|Nakayashiki, Toru - NIH, BETHESDA, MD|
|Edskes, Herman - NIH, BETHESDA, MD|
|Wickner, Reed - NIH, BETHESDA, MD|
Submitted to: Proceedings of the National Academy of Sciences
Publication Type: Peer Reviewed Journal
Publication Acceptance Date: June 20, 2005
Publication Date: July 20, 2005
Citation: Nakayashiki, T., Kurtzman, C.P., Edskes, H.K., Wickner, R.B. 2005. Evidence that the yeast prions [URE3] and [PSI+] are diseases. Proceedings of the National Academy of Sciences. 102(30):10575-10580. Interpretive Summary: The yeast Saccharomyces was used as a model system to determine if prion-like genetic particles are maintained in yeast cells from generation to generation or whether they are lethal. Three types of prions were examined. The prion [PIN+] is maintained in isolates from various worldwide locations, but prions [URE3] and [PSI+] were absent from worldwide collections, indicating that they are lethal to the yeasts that carry them. This appears to be the first report of prions causing a disease in microorganisms, and the results may be useful in understanding prion infections in higher organisms.

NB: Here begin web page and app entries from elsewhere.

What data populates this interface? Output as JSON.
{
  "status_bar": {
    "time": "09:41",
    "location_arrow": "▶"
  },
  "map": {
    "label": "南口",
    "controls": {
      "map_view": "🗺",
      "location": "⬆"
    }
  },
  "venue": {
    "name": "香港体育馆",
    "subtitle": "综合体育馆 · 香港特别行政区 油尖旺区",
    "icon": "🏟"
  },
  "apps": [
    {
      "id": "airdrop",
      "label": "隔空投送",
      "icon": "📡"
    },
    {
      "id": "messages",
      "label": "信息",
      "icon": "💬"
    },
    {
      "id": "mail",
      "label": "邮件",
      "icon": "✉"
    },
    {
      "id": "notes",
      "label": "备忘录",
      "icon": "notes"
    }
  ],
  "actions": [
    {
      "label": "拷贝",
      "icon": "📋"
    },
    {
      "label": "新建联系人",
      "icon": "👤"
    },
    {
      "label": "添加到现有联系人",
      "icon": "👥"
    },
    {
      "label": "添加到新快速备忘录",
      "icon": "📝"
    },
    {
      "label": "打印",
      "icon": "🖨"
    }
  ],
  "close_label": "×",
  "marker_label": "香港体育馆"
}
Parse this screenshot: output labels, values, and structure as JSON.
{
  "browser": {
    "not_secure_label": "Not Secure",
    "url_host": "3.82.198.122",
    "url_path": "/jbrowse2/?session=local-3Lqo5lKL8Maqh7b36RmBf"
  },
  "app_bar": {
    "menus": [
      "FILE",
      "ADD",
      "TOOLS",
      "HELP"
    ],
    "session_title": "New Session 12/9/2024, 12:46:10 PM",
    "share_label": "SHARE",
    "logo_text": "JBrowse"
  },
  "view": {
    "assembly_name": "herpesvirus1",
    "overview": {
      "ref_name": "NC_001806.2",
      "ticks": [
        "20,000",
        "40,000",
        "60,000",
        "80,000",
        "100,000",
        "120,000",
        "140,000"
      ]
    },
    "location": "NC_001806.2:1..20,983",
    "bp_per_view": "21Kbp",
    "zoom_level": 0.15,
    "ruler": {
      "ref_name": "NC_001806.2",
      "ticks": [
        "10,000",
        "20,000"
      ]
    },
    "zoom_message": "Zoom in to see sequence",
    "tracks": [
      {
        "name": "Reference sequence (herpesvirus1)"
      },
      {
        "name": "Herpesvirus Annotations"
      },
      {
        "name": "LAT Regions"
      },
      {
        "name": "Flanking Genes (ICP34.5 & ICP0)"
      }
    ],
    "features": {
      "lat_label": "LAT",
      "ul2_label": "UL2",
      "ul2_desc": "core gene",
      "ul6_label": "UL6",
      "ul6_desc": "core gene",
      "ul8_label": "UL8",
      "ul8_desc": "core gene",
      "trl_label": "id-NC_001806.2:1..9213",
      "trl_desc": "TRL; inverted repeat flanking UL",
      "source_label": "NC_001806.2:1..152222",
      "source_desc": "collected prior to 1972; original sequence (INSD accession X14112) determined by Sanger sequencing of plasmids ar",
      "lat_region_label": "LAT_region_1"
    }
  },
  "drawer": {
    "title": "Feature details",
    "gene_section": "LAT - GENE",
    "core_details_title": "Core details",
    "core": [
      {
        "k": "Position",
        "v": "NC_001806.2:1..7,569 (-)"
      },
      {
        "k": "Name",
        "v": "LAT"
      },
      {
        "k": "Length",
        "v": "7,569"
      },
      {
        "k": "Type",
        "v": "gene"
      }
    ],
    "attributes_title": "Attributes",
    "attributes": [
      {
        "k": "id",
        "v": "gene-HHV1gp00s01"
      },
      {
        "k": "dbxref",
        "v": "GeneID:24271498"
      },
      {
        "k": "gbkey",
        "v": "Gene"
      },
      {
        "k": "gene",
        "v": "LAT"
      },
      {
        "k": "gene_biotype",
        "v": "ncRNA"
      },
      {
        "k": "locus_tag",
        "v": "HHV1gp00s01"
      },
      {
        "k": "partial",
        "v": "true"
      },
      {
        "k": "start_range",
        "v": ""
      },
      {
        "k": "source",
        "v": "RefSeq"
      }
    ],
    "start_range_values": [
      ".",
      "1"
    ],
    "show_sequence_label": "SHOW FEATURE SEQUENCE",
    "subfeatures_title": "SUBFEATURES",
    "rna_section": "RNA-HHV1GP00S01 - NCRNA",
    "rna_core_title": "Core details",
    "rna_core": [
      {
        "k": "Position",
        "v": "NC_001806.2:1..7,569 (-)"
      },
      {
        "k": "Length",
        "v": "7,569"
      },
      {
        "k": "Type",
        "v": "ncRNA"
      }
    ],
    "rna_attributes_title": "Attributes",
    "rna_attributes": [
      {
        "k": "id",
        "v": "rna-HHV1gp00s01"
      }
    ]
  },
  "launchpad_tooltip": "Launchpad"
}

Technical Abstract: Viruses, plasmids and prions can spread in nature in spite of being a burden to their hosts. Because a prion arises de novo in >1 in 10(to the 6th degree) cells and spreads to all offspring in meiosis, its absence in wild strains would imply it has a net deleterious effect on its host. Among 70 wild Saccharomyces strains, we found the [PIN+] prion in 11 strains, but the [URE3] and [PSI+] prions were uniformly absent. In contrast, the ‘selfish’ 2u'DNA was in 38 wild strains and the ‘selfish’ RNA replicons L BC, 20S and 23S were found in 8, 14 and 1 strains, respectively. The absence of [URE3] and [PSI+] in wild strains indicates that each has a net deleterious effect on its host.